╭─ Materials provided

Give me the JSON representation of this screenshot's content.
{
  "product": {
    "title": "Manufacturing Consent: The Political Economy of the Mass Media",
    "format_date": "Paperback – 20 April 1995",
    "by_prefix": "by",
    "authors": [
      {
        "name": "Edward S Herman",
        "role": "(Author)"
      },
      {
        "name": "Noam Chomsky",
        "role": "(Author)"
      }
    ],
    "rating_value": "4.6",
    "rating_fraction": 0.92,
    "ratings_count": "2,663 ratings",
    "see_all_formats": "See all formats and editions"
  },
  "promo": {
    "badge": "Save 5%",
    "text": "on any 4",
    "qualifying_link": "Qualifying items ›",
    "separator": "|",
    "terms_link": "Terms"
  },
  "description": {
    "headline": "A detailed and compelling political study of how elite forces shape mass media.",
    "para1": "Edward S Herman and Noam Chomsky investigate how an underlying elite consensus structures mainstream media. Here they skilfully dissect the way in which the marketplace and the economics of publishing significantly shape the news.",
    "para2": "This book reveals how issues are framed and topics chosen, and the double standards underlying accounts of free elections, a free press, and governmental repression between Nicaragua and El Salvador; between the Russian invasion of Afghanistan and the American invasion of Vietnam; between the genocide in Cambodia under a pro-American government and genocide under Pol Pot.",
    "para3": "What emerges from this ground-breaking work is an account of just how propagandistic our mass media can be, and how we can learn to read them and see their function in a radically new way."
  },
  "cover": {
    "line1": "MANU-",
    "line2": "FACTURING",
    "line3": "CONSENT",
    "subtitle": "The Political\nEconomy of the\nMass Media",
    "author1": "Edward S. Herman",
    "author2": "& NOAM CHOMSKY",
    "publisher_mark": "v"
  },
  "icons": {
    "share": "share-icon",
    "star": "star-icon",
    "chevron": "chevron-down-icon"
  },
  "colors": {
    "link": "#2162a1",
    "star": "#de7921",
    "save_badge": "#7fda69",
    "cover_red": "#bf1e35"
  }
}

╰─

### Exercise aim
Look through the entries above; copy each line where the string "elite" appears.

### Output of the task
    "headline": "A detailed and compelling political study of how elite forces shape mass media.",
    "para1": "Edward S Herman and Noam Chomsky investigate how an underlying elite consensus structures mainstream media. Here they skilfully dissect the way in which the marketplace and the economics of publishing significantly shape the news.",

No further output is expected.